Dementia is a decline in intellectual performance from the person’s previous level of functioning and always involves memory loss. In addition, there is typically a loss of problem-solving ability and other aspects of abstract thinking. Dementia describes a group of symptoms and is not the name of a disease that causes the symptoms.

Causes of Dementia

Dementia can be caused by a number of diseases, and they may be treated differently. Some causes of dementia can be reversed and some can not.

For example, a vitamin B-12 deficiency, malnutrition, and drug interactions can cause dementia and can be treated, eliminating the symptoms. That is why it is so important to get a medical diagnosis when dementia occurs.

Alzheimer’s disease, the most frequent cause of irreversible dementia is progressive and causes structural changes in the brain. The second most common form, called multi-infarct dementia, is caused by a series of small strokes that may be undetectable when they occur, but do cumulative damage to the brain.

Memory Loss

It is important to remember that dementia is not a normal part of aging. Some memory loss is to be expected as we age. Occasional forgetfulness or taking a bit longer to recall a name or the location of an object is common and no cause for concern.

Dementia, however, is notable because of the extent, pattern, and persistence of the problem. People suffering from dementia experience it differently; some will display certain symptoms and some will display others. How do you identify changes associated with dementia? To review the warning signs of memory impairment, click here.

Behaviors Typical of Early Dementia

Often, an individual struggling with early stage dementia will exhibit characteristic behaviors, such as:

  • Denial and attempts to cover up the mistakes
  • Withdrawal from favorite activities or social interactions
  • Paranoia and general agitation, sometimes exhibited as blaming others or accusing them of stealing
  • Uncharacteristic personality changes
  • Poor judgment and confusion

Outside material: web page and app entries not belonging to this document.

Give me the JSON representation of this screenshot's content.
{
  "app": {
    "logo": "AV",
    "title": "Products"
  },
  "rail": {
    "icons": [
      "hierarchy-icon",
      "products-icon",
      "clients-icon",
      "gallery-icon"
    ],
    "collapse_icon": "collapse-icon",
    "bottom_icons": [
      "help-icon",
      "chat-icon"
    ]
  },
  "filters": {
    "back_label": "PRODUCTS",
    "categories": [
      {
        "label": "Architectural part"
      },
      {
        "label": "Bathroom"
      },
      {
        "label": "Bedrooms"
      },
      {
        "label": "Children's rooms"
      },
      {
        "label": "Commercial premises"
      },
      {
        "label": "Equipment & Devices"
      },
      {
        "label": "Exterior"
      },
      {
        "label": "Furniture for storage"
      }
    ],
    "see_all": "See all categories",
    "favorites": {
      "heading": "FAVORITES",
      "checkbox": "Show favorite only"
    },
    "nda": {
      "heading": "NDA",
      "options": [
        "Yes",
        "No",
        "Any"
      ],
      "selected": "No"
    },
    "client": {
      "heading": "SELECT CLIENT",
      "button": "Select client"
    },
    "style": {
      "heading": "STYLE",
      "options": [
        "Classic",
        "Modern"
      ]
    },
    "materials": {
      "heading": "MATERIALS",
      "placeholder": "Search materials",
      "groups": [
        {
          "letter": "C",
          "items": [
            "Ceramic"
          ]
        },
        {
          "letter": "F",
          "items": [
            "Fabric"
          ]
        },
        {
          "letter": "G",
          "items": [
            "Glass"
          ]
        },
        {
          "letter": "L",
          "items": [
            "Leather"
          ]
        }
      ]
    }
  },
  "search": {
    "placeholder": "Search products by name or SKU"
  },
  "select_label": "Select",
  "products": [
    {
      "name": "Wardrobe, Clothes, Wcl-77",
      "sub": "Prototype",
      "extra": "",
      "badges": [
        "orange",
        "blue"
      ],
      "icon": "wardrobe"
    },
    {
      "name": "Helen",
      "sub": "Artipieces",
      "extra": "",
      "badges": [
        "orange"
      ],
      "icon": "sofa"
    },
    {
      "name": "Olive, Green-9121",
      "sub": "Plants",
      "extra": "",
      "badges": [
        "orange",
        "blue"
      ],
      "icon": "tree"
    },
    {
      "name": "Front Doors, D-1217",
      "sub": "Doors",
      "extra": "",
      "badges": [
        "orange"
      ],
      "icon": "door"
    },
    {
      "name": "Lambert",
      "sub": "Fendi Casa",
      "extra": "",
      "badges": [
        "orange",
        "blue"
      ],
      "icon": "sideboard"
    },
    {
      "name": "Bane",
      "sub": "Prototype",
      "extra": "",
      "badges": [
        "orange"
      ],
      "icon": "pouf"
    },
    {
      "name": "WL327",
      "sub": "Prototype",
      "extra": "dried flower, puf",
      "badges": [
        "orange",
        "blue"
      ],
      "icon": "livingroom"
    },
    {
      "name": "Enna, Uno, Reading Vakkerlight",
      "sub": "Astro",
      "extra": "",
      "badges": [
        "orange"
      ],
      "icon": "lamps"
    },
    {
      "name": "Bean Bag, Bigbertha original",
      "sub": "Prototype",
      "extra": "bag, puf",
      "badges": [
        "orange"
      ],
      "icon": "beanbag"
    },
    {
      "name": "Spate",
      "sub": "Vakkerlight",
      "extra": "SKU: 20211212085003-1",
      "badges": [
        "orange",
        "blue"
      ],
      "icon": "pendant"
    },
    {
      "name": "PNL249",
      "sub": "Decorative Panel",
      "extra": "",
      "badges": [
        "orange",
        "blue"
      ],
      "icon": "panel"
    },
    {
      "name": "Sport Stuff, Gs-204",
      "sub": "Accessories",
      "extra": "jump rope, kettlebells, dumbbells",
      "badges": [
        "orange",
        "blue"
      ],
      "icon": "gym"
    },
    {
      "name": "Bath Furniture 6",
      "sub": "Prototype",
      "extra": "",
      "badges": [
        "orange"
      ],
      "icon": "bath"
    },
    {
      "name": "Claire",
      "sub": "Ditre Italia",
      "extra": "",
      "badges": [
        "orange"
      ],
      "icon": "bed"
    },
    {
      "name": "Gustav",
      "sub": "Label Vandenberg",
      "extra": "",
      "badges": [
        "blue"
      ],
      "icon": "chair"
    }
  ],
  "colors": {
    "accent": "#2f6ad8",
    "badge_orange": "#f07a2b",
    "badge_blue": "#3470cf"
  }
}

What to Expect

Family members must try to remember that many of these behaviors and personality changes are outside the person’s control and their capabilities may fluctuate from day to day. However, individuals with early stages of dementia are often able to participate in their treatment, in family decisions and in planning for the future. Therefore, it is critical for the person with dementia to get a thorough medical examination as soon as possible in order to confirm the diagnosis. Even though most dementia is irreversible, much can be done to enhance the quality of life for persons with dementia and for family members.

Education and support are crucial to coping with Alzheimer’s disease and other memory disorders. For more information about memory disorders-research, treatment, caregiving tips, and support resources-click on one of the links below.  – This is the official site of the Alzheimer’s Association. Their site provides information for caregivers and professionals on such topics as research, advocacy, etc.  – This is the site for the Alzheimer’s Disease Education and Referral Center, based at the National Institute on Aging.  – This is the site of the Alzheimer’s Foundation of America. is the official site for the Alzheimer’s & Dementia Resource Center.  A local, independent 501(c)3 non-profit organization bringing dementia specific education and support to family and professional caregivers throughout Central Florida. Located in Orlando, Florida, its primary service area consists of Orange, Osceola and Seminole Counties.

Brain Fitness Club – community-based program that offers cognitive stimulation, light physical exercise and socialization for individuals experiencing Mild Cognitive Impairment.

Stimulating activities for Alzheimer’s patients – 10 Stimulating Activities for Alzheimer’s Patients

The Caregiver’s Guide to Car Travel with Your Loved One with Alzheimer’s

Everything You Need to Know to Prepare Your Home for a Loved One with Alzheimer’s

Dementia Care Dos & Don’ts: Dealing with Dementia Behavior Problems


Information in this article is reprinted from the Elder Care Education Series © 2000, Winter Park Health Foundation